On October 16, 1916, Margaret Sanger opened her first birth control clinic in the Brownsville neighborhood of Brooklyn, New York. The clinic distributed birth control and advice and information on birth control and sexual health. Just ten days later, Sanger and her coworkers were arrested in violation of the federal Comstock Act and in defiance of Section 1142 of the New York Penal Code. Both of these laws classified birth control information as obscene and forbade distribution of information or birth control devices in person and through the mail.
In response, Sanger defended her decision to open a birth control clinic as a humanitarian measure and that its focus on women’s health and families made it an integral part of the community. When Sanger insisted on reopening after each police shutdown, New York added changes of creating a public nuisance.
Sanger’s trial began on January 29, 1917. The judge, in an attempt to avoid making Sanger a martyr, offered her a suspended sentence if she promised to not break the law and reopen her clinic. Sanger declined, stating, “I cannot respect the law as it exists today,” and was found guilty. On appeal, the New York Appellate Division of the Supreme Court affirmed her conviction. However, the Court’s opinion offered legal justification for operating a clinic under medical auspices.
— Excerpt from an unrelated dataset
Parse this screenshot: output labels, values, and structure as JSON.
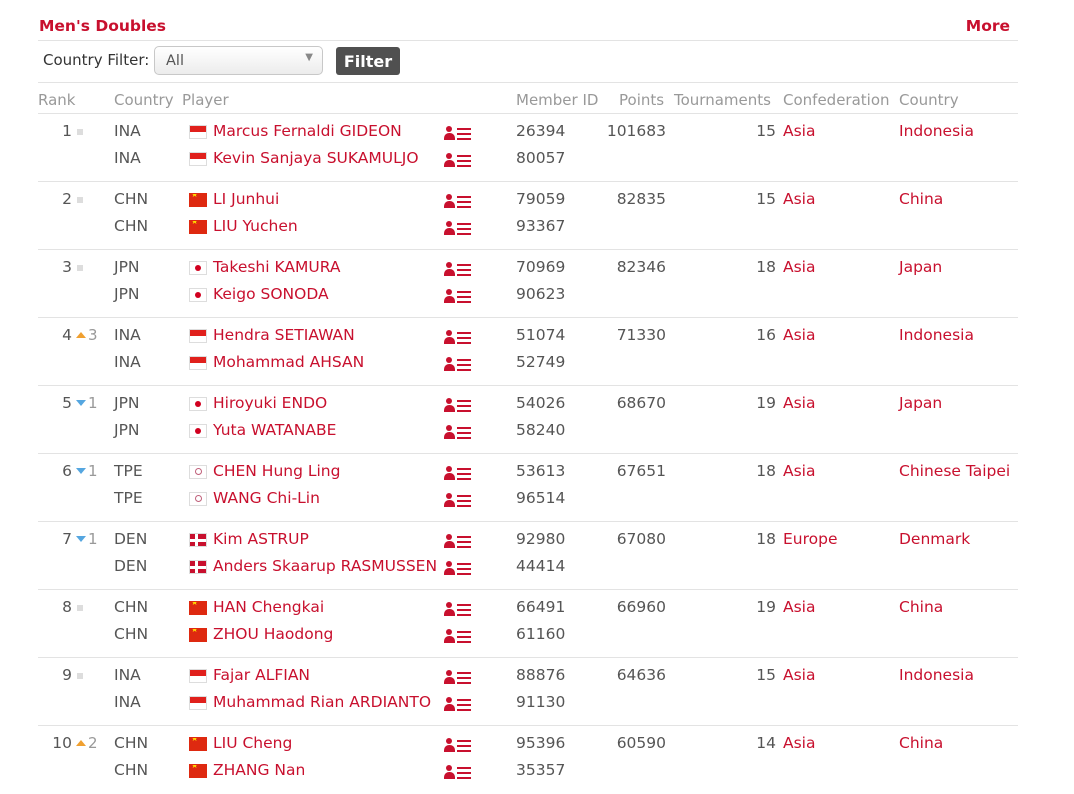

While Sanger continued to face legal scrutiny, her clinics became the core of the American Birth Control League, and eventually the foundation of Planned Parenthood, a health clinic that continues to treat women and their families, including offering advice on and distribution of birth control.